HAVANA – Traditional guayabera shirts with “cold shoulders,” fabrics crocheted with alluring transparencies, silver belt buckles and jewelry shaped like white ginger, Cuba’s national flower, are among the eye-catching creations on show during Havana’s 3rd Fashion Week, an event highlighting fashion design Made in Cuba.
Until next Sunday, the former Tobacco and Timber Warehouse in Old Havana will feature a large catwalk where Cuban taste, fantasy and practicality are on parade, along with other creations like jackets that might not be terribly suitable for the Cuban climate.
The Fashion Week program brings together young artists and veterans like Elsa Ruiz, who for decades has used the tie-dye technique to creatively color fabrics like flimsy cotton and chiffon.
“I’ve been doing this since the 1980s. It’s like playing with inks and tonalities,” she told EFE after presenting her collection full of cheerful tones, sheer fabrics and “cold shoulders,” almost a necessity in a country where summer seems forever.
Ruiz speaks up for “fashion made in Cuba for Cuba” that is adapted to the tastes and needs of the island’s “climate and light.”
The public seemed to agree, judging by the way it applauded fashionista Maya Sierra, who “undressed” her models with delicate and suggestive dresses and pant suits made with the traditional crocheting technique.

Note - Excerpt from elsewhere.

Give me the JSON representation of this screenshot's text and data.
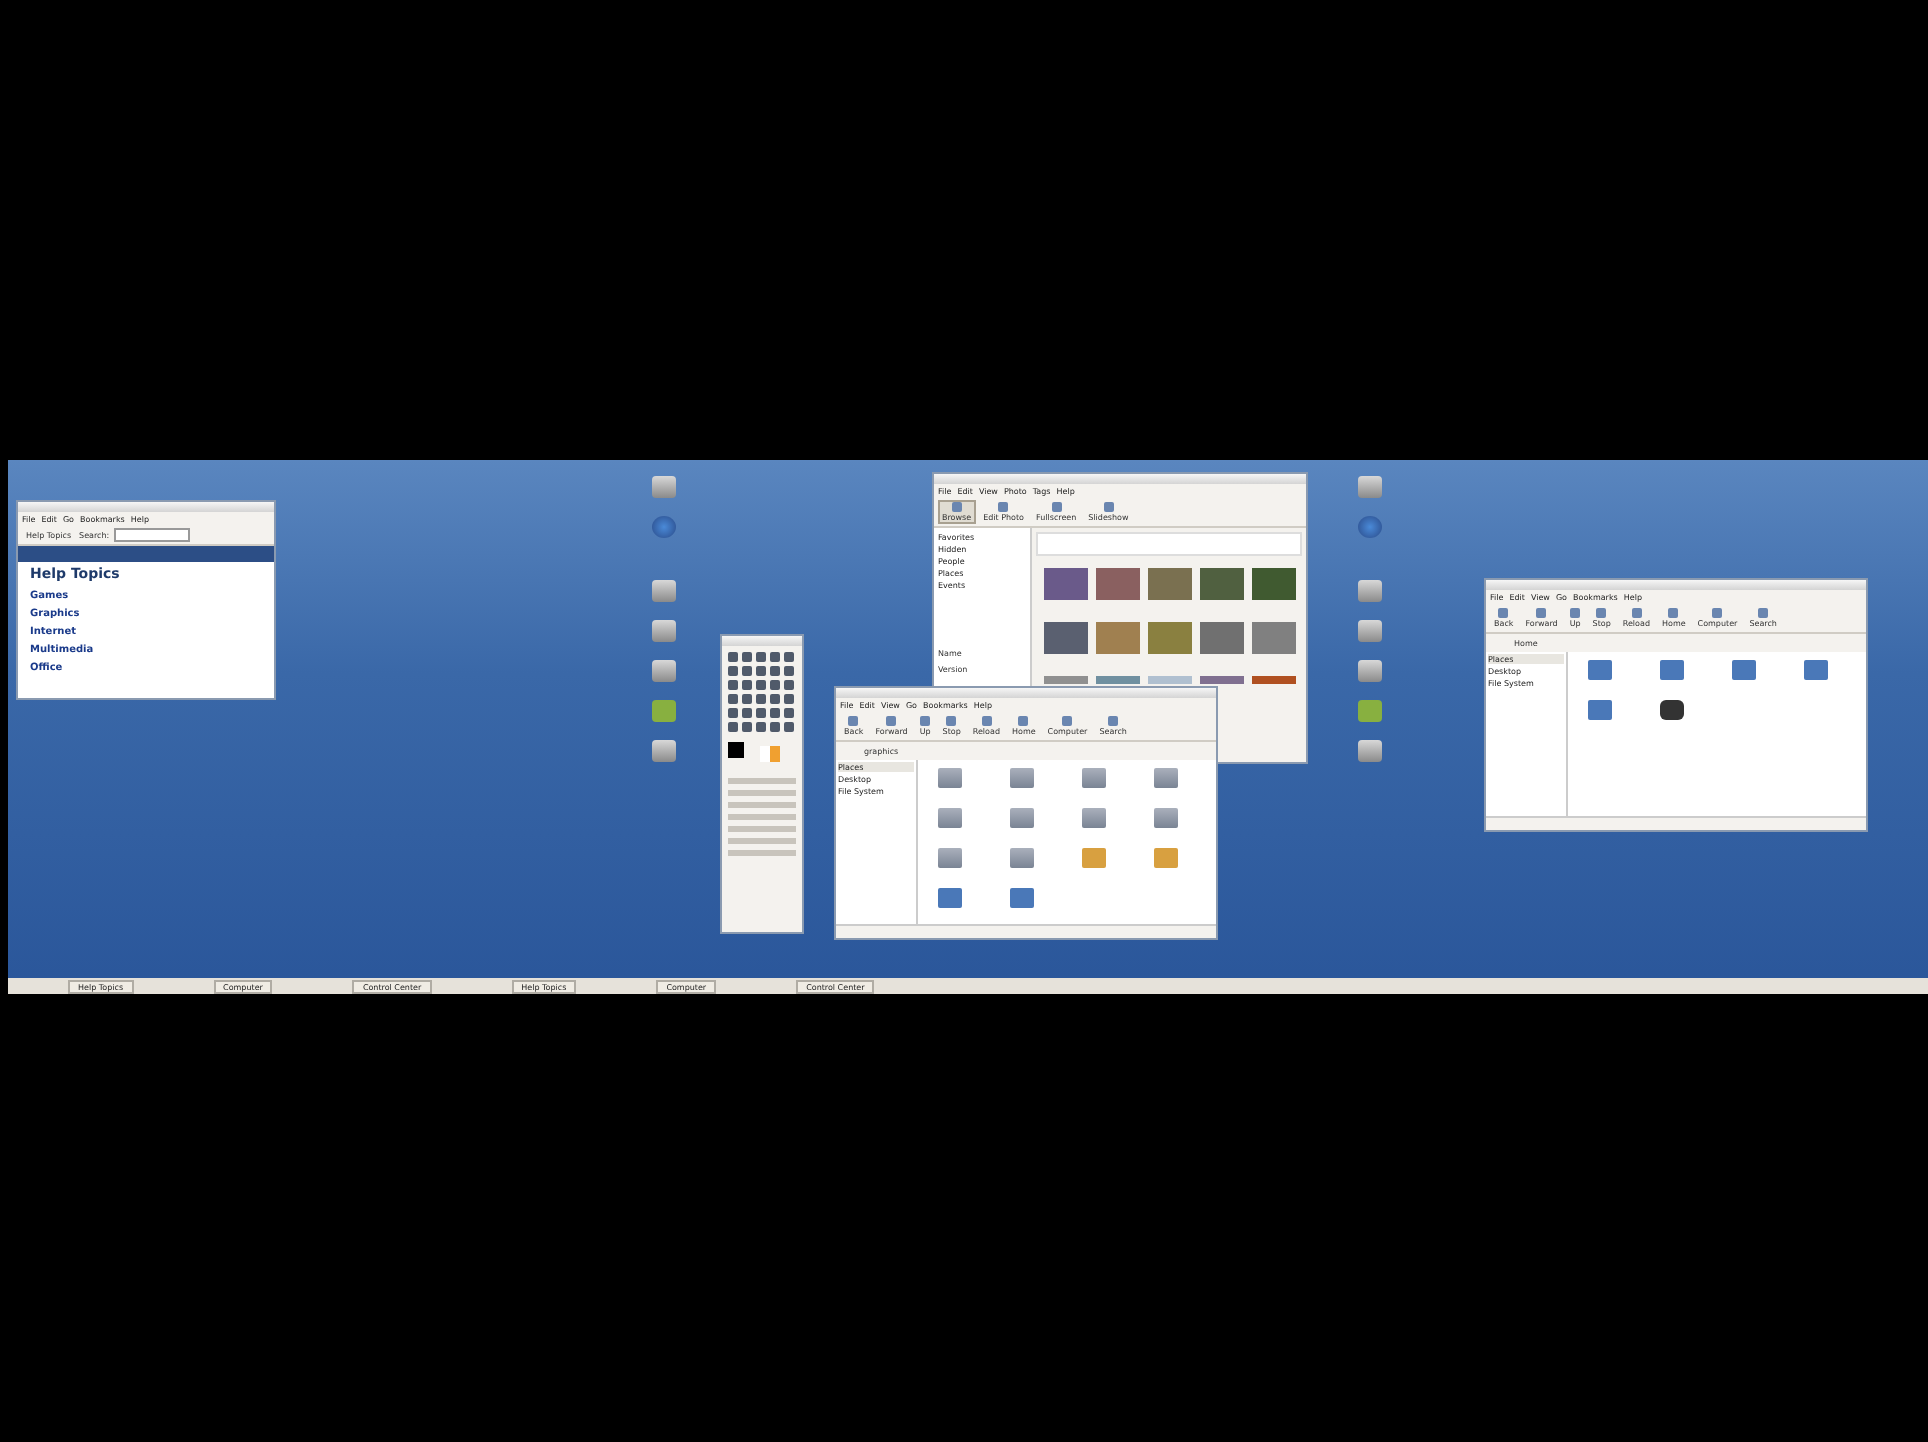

Also roundly applauded were the designs of young Yamara Arcia, who modernized Cuba’s traditional guayabera shirt, which in the last century was part of everyday menswear but which is now reserved for special occasions, being somewhat pricey.
“The idea was to create a more modern image while keeping it very Cuban... to rescue this typical article while making it much more contemporary with both men’s and women’s versions,” she told EFE.
With the opening of a private sector in this socialist economy, start-up enterprises like Clandestina have appeared, Cuba’s first fashion store and also the first on the island to market its designs around the world through its Web site.
We’re the first, but hopefully we’re not the last,” the Spaniard Leire Fernandez, founder of the project with Cuban designer Idania del Rio, told EFE.
According to Fernandez, the fact that the store offers products designed in Cuba and made in the USA is one more way “to overcome the obstacles” imposed by the fragile relations between the two countries, as well as offering “the chance for Cuban entrepreneurs to sell their products around the world,” something unheard of up to now.